A forum (also known as the discussion group, message board, or bulletin board) is a website component where users can ask questions, offer advice, or share experiences with others about a certain topic or topic. Nearly every hobby on earth has several popular forums wherein members offer their thoughts and feelings on all aspects of their favorite pastime. Contributing a comment (with a link to your website) in discussion groups related to your products or services can create a small surge or spike in traffic but usually has little long-lasting effect. To maximize effectiveness, target forums on high-traffic sites with 1,000+ users and reply to topics with larger numbers of views (relative to other posted topics).
You can easily build your own bulletin board/forum component on your site with free or low-cost software. User forums can greatly increase the “stickiness” of a site, given a critical mass of traffic required to generate new discussions and keep participants interested in returning. You can start by “seeding” topics on your own, but there won’t be any results until traffic is directed to the forums. The conundrum for small businesses may be the time required to moderate a forum once it becomes successful. One solution is to seek out a volunteer moderator who exhibits a keen interest in your field. A sample of a baseball trading card forum is shown in the screenshot below.
Article Placement / E-Zines
Another avenue for generating incoming links and traffic to your site is the free article market. Article submission (or e-zine) websites allow you to publish articles on a variety of topics. Examples include EzineArticles and ArticleCity.com.
Obtaining links from article submission sites isn’t likely to improve your site’s search engine rankings much. However, existing content from a print newsletter or other written material can be re-purposed with relatively small time investment. Be aware that creating articles from your website’s content verbatim may cause search engines to penalize your site, as the search engines take a dim view of text that is republished multiple times (“duplicate content” in search engine optimization terms). Submitting articles to sites with the most traffic will give your site the best chance to be discovered by new readers.
Caveat: Once an article is submitted, you have little or no control over who uses your content and for what purpose, depending on the site’s copyright policies on which the article is posted.

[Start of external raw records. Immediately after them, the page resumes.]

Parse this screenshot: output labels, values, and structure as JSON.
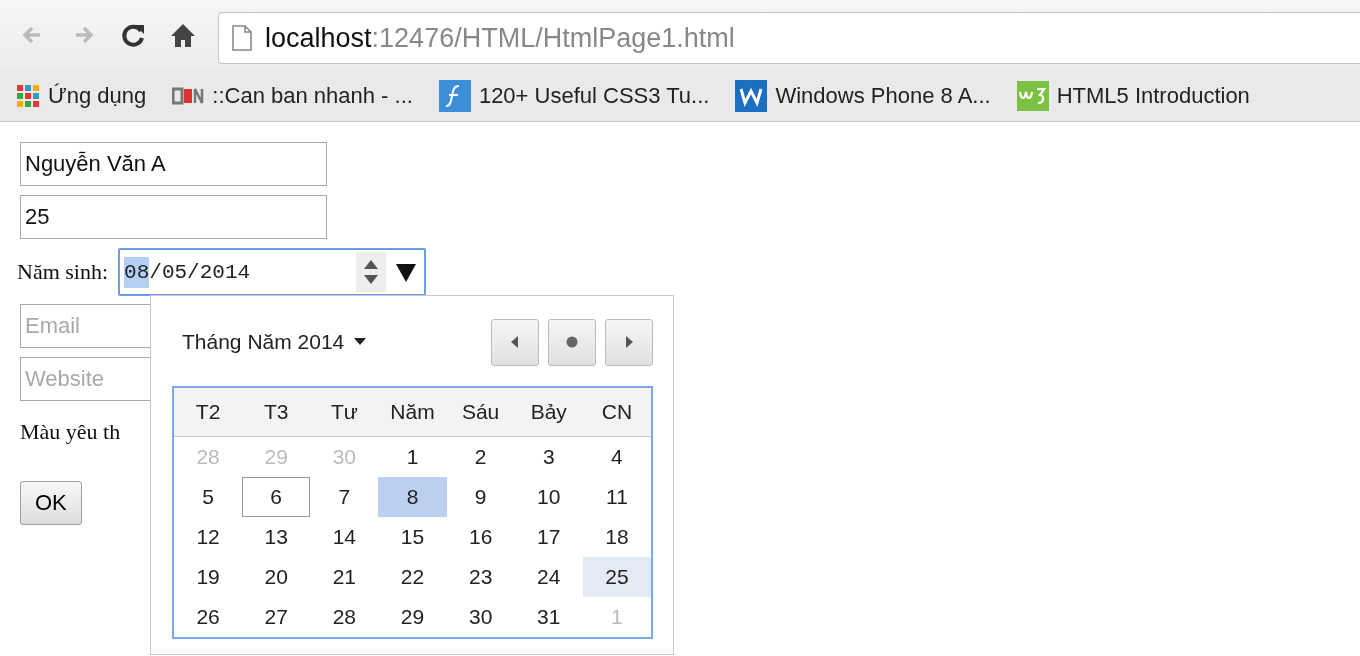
{
  "browser": {
    "address": {
      "host": "localhost",
      "path": ":12476/HTML/HtmlPage1.html"
    },
    "bookmarks": [
      {
        "label": "Ứng dụng",
        "kind": "apps"
      },
      {
        "label": "::Can ban nhanh - ...",
        "kind": "cbn"
      },
      {
        "label": "120+ Useful CSS3 Tu...",
        "kind": "f"
      },
      {
        "label": "Windows Phone 8 A...",
        "kind": "w"
      },
      {
        "label": "HTML5 Introduction",
        "kind": "w3"
      }
    ]
  },
  "form": {
    "name_value": "Nguyễn Văn A",
    "age_value": "25",
    "birth_label": "Năm sinh:",
    "date_segments": [
      {
        "text": "08",
        "selected": true
      },
      {
        "text": "/05/2014",
        "selected": false
      }
    ],
    "email_placeholder": "Email",
    "website_placeholder": "Website",
    "color_label": "Màu yêu th",
    "ok_button": "OK"
  },
  "calendar": {
    "month_label": "Tháng Năm 2014",
    "weekdays": [
      "T2",
      "T3",
      "Tư",
      "Năm",
      "Sáu",
      "Bảy",
      "CN"
    ],
    "weeks": [
      [
        {
          "label": "28",
          "outside": true,
          "selected": false,
          "today": false,
          "hover": false
        },
        {
          "label": "29",
          "outside": true,
          "selected": false,
          "today": false,
          "hover": false
        },
        {
          "label": "30",
          "outside": true,
          "selected": false,
          "today": false,
          "hover": false
        },
        {
          "label": "1",
          "outside": false,
          "selected": false,
          "today": false,
          "hover": false
        },
        {
          "label": "2",
          "outside": false,
          "selected": false,
          "today": false,
          "hover": false
        },
        {
          "label": "3",
          "outside": false,
          "selected": false,
          "today": false,
          "hover": false
        },
        {
          "label": "4",
          "outside": false,
          "selected": false,
          "today": false,
          "hover": false
        }
      ],
      [
        {
          "label": "5",
          "outside": false,
          "selected": false,
          "today": false,
          "hover": false
        },
        {
          "label": "6",
          "outside": false,
          "selected": false,
          "today": true,
          "hover": false
        },
        {
          "label": "7",
          "outside": false,
          "selected": false,
          "today": false,
          "hover": false
        },
        {
          "label": "8",
          "outside": false,
          "selected": true,
          "today": false,
          "hover": false
        },
        {
          "label": "9",
          "outside": false,
          "selected": false,
          "today": false,
          "hover": false
        },
        {
          "label": "10",
          "outside": false,
          "selected": false,
          "today": false,
          "hover": false
        },
        {
          "label": "11",
          "outside": false,
          "selected": false,
          "today": false,
          "hover": false
        }
      ],
      [
        {
          "label": "12",
          "outside": false,
          "selected": false,
          "today": false,
          "hover": false
        },
        {
          "label": "13",
          "outside": false,
          "selected": false,
          "today": false,
          "hover": false
        },
        {
          "label": "14",
          "outside": false,
          "selected": false,
          "today": false,
          "hover": false
        },
        {
          "label": "15",
          "outside": false,
          "selected": false,
          "today": false,
          "hover": false
        },
        {
          "label": "16",
          "outside": false,
          "selected": false,
          "today": false,
          "hover": false
        },
        {
          "label": "17",
          "outside": false,
          "selected": false,
          "today": false,
          "hover": false
        },
        {
          "label": "18",
          "outside": false,
          "selected": false,
          "today": false,
          "hover": false
        }
      ],
      [
        {
          "label": "19",
          "outside": false,
          "selected": false,
          "today": false,
          "hover": false
        },
        {
          "label": "20",
          "outside": false,
          "selected": false,
          "today": false,
          "hover": false
        },
        {
          "label": "21",
          "outside": false,
          "selected": false,
          "today": false,
          "hover": false
        },
        {
          "label": "22",
          "outside": false,
          "selected": false,
          "today": false,
          "hover": false
        },
        {
          "label": "23",
          "outside": false,
          "selected": false,
          "today": false,
          "hover": false
        },
        {
          "label": "24",
          "outside": false,
          "selected": false,
          "today": false,
          "hover": false
        },
        {
          "label": "25",
          "outside": false,
          "selected": false,
          "today": false,
          "hover": true
        }
      ],
      [
        {
          "label": "26",
          "outside": false,
          "selected": false,
          "today": false,
          "hover": false
        },
        {
          "label": "27",
          "outside": false,
          "selected": false,
          "today": false,
          "hover": false
        },
        {
          "label": "28",
          "outside": false,
          "selected": false,
          "today": false,
          "hover": false
        },
        {
          "label": "29",
          "outside": false,
          "selected": false,
          "today": false,
          "hover": false
        },
        {
          "label": "30",
          "outside": false,
          "selected": false,
          "today": false,
          "hover": false
        },
        {
          "label": "31",
          "outside": false,
          "selected": false,
          "today": false,
          "hover": false
        },
        {
          "label": "1",
          "outside": true,
          "selected": false,
          "today": false,
          "hover": false
        }
      ]
    ]
  }
}
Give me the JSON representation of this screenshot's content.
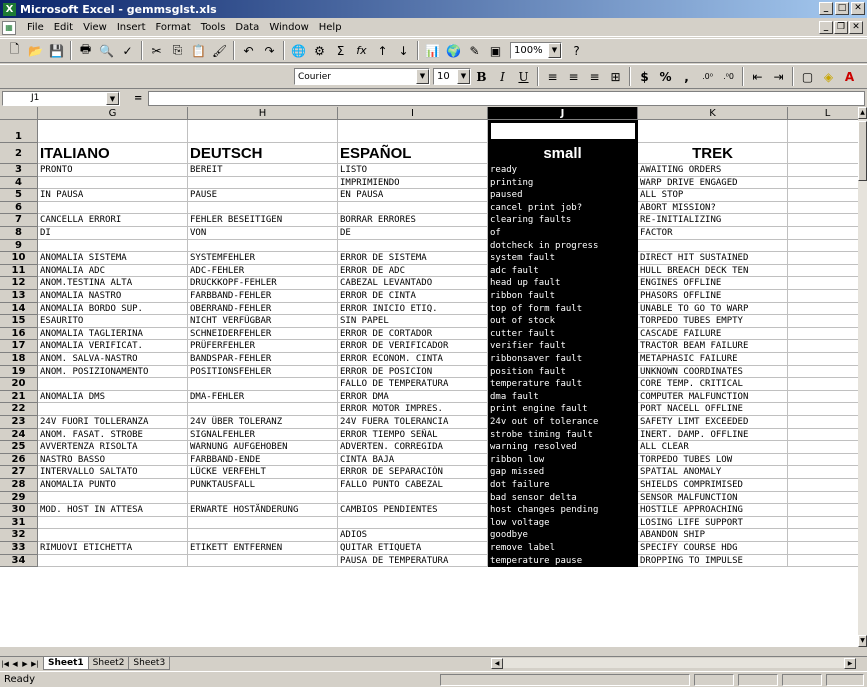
{
  "window": {
    "title": "Microsoft Excel - gemmsglst.xls",
    "app_icon": "excel-icon"
  },
  "menu": [
    "File",
    "Edit",
    "View",
    "Insert",
    "Format",
    "Tools",
    "Data",
    "Window",
    "Help"
  ],
  "toolbar": {
    "zoom": "100%",
    "font": "Courier",
    "font_size": "10",
    "bold": "B",
    "italic": "I",
    "underline": "U",
    "currency": "$",
    "percent": "%",
    "comma": ",",
    "sum": "Σ",
    "fx": "fx"
  },
  "formula_bar": {
    "name_box": "J1",
    "equals": "=",
    "value": ""
  },
  "columns": [
    {
      "letter": "G",
      "selected": false
    },
    {
      "letter": "H",
      "selected": false
    },
    {
      "letter": "I",
      "selected": false
    },
    {
      "letter": "J",
      "selected": true
    },
    {
      "letter": "K",
      "selected": false
    },
    {
      "letter": "L",
      "selected": false
    }
  ],
  "rows": [
    {
      "n": "1",
      "g": "",
      "h": "",
      "i": "",
      "j": "",
      "k": ""
    },
    {
      "n": "2",
      "g": "ITALIANO",
      "h": "DEUTSCH",
      "i": "ESPAÑOL",
      "j": "small",
      "k": "TREK"
    },
    {
      "n": "3",
      "g": "PRONTO",
      "h": "BEREIT",
      "i": "LISTO",
      "j": "ready",
      "k": "AWAITING ORDERS"
    },
    {
      "n": "4",
      "g": "",
      "h": "",
      "i": "IMPRIMIENDO",
      "j": "printing",
      "k": "WARP DRIVE ENGAGED"
    },
    {
      "n": "5",
      "g": "IN PAUSA",
      "h": "PAUSE",
      "i": "EN PAUSA",
      "j": "paused",
      "k": "ALL STOP"
    },
    {
      "n": "6",
      "g": "",
      "h": "",
      "i": "",
      "j": "cancel print job?",
      "k": "ABORT MISSION?"
    },
    {
      "n": "7",
      "g": "CANCELLA ERRORI",
      "h": "FEHLER BESEITIGEN",
      "i": "BORRAR ERRORES",
      "j": "clearing faults",
      "k": "RE-INITIALIZING"
    },
    {
      "n": "8",
      "g": "DI",
      "h": "VON",
      "i": "DE",
      "j": "of",
      "k": "FACTOR"
    },
    {
      "n": "9",
      "g": "",
      "h": "",
      "i": "",
      "j": "dotcheck in progress",
      "k": ""
    },
    {
      "n": "10",
      "g": "ANOMALIA SISTEMA",
      "h": "SYSTEMFEHLER",
      "i": "ERROR DE SISTEMA",
      "j": "system fault",
      "k": "DIRECT HIT SUSTAINED"
    },
    {
      "n": "11",
      "g": "ANOMALIA ADC",
      "h": "ADC-FEHLER",
      "i": "ERROR DE ADC",
      "j": "adc fault",
      "k": "HULL BREACH DECK TEN"
    },
    {
      "n": "12",
      "g": "ANOM.TESTINA ALTA",
      "h": "DRUCKKOPF-FEHLER",
      "i": "CABEZAL LEVANTADO",
      "j": "head up fault",
      "k": "ENGINES OFFLINE"
    },
    {
      "n": "13",
      "g": "ANOMALIA NASTRO",
      "h": "FARBBAND-FEHLER",
      "i": "ERROR DE CINTA",
      "j": "ribbon fault",
      "k": "PHASORS OFFLINE"
    },
    {
      "n": "14",
      "g": "ANOMALIA BORDO SUP.",
      "h": "OBERRAND-FEHLER",
      "i": "ERROR INICIO ETIQ.",
      "j": "top of form fault",
      "k": "UNABLE TO GO TO WARP"
    },
    {
      "n": "15",
      "g": "ESAURITO",
      "h": "NICHT VERFÜGBAR",
      "i": "SIN PAPEL",
      "j": "out of stock",
      "k": "TORPEDO TUBES EMPTY"
    },
    {
      "n": "16",
      "g": "ANOMALIA TAGLIERINA",
      "h": "SCHNEIDERFEHLER",
      "i": "ERROR DE CORTADOR",
      "j": "cutter fault",
      "k": "CASCADE FAILURE"
    },
    {
      "n": "17",
      "g": "ANOMALIA VERIFICAT.",
      "h": "PRÜFERFEHLER",
      "i": "ERROR DE VERIFICADOR",
      "j": "verifier fault",
      "k": "TRACTOR BEAM FAILURE"
    },
    {
      "n": "18",
      "g": "ANOM. SALVA-NASTRO",
      "h": "BANDSPAR-FEHLER",
      "i": "ERROR ECONOM. CINTA",
      "j": "ribbonsaver fault",
      "k": "METAPHASIC FAILURE"
    },
    {
      "n": "19",
      "g": "ANOM. POSIZIONAMENTO",
      "h": "POSITIONSFEHLER",
      "i": "ERROR DE POSICION",
      "j": "position fault",
      "k": "UNKNOWN COORDINATES"
    },
    {
      "n": "20",
      "g": "",
      "h": "",
      "i": "FALLO DE TEMPERATURA",
      "j": "temperature fault",
      "k": "CORE TEMP. CRITICAL"
    },
    {
      "n": "21",
      "g": "ANOMALIA DMS",
      "h": "DMA-FEHLER",
      "i": "ERROR DMA",
      "j": "dma fault",
      "k": "COMPUTER MALFUNCTION"
    },
    {
      "n": "22",
      "g": "",
      "h": "",
      "i": "ERROR MOTOR IMPRES.",
      "j": "print engine fault",
      "k": "PORT NACELL OFFLINE"
    },
    {
      "n": "23",
      "g": "24V FUORI TOLLERANZA",
      "h": "24V ÜBER TOLERANZ",
      "i": "24V FUERA TOLERANCIA",
      "j": "24v out of tolerance",
      "k": "SAFETY LIMT EXCEEDED"
    },
    {
      "n": "24",
      "g": "ANOM. FASAT. STROBE",
      "h": "SIGNALFEHLER",
      "i": "ERROR TIEMPO SEÑAL",
      "j": "strobe timing fault",
      "k": "INERT. DAMP. OFFLINE"
    },
    {
      "n": "25",
      "g": "AVVERTENZA RISOLTA",
      "h": "WARNUNG AUFGEHOBEN",
      "i": "ADVERTEN. CORREGIDA",
      "j": "warning resolved",
      "k": "ALL CLEAR"
    },
    {
      "n": "26",
      "g": "NASTRO BASSO",
      "h": "FARBBAND-ENDE",
      "i": "CINTA BAJA",
      "j": "ribbon low",
      "k": "TORPEDO TUBES LOW"
    },
    {
      "n": "27",
      "g": "INTERVALLO SALTATO",
      "h": "LÜCKE VERFEHLT",
      "i": "ERROR DE SEPARACIÓN",
      "j": "gap missed",
      "k": "SPATIAL ANOMALY"
    },
    {
      "n": "28",
      "g": "ANOMALIA PUNTO",
      "h": "PUNKTAUSFALL",
      "i": "FALLO PUNTO CABEZAL",
      "j": "dot failure",
      "k": "SHIELDS COMPRIMISED"
    },
    {
      "n": "29",
      "g": "",
      "h": "",
      "i": "",
      "j": "bad sensor delta",
      "k": "SENSOR MALFUNCTION"
    },
    {
      "n": "30",
      "g": "MOD. HOST IN ATTESA",
      "h": "ERWARTE HOSTÄNDERUNG",
      "i": "CAMBIOS PENDIENTES",
      "j": "host changes pending",
      "k": "HOSTILE APPROACHING"
    },
    {
      "n": "31",
      "g": "",
      "h": "",
      "i": "",
      "j": "low voltage",
      "k": "LOSING LIFE SUPPORT"
    },
    {
      "n": "32",
      "g": "",
      "h": "",
      "i": "ADIOS",
      "j": "goodbye",
      "k": "ABANDON SHIP"
    },
    {
      "n": "33",
      "g": "RIMUOVI ETICHETTA",
      "h": "ETIKETT ENTFERNEN",
      "i": "QUITAR ETIQUETA",
      "j": "remove label",
      "k": "SPECIFY COURSE HDG"
    },
    {
      "n": "34",
      "g": "",
      "h": "",
      "i": "PAUSA DE TEMPERATURA",
      "j": "temperature pause",
      "k": "DROPPING TO IMPULSE"
    }
  ],
  "sheets": [
    {
      "label": "Sheet1",
      "active": true
    },
    {
      "label": "Sheet2",
      "active": false
    },
    {
      "label": "Sheet3",
      "active": false
    }
  ],
  "status": "Ready"
}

Other Internet Marketing Outlets
Wikipedia is, essentially, an online encyclopedia. The unique aspect of Wikipedia is that users generate the content, though volunteer editors must approve content. Traffic will grow if and when others link to the entry. If you add content, your time commitment will be relatively minor, and the benefits might include improved search engine ranking and a slight increase in traffic to your site. As with other forms of Internet communication, a Wikipedia entry that is essentially a commercial for a product, service, or company will not be viewed positively and is unlikely to be approved by editors.
Online directories allow Internet users to browse through categories of topics to find websites related to a certain subject. There are directories for businesses, blogs, websites in general, and more. Many directories are free, and some only list you if you pay. The mother of free directories is the Open Directory Project, and by all accounts, the best-paid directory for business is the Yahoo! Directory ($299 annually). Be aware that you might wait a long time for some of the free directories to list your site, as they may rely on volunteer screeners. Directories not only allow consumers to find you in their listings, but they also help get your site indexed in the major search engines. If you submit your site to a directory, make sure to read the submission guidelines and follow them exactly.
Eric Neyer has over 20 years of experience in the field of business communications, including technical writing, marketing, and training development. He has worked in industries from aerospace to enterprise-level software development to engineering.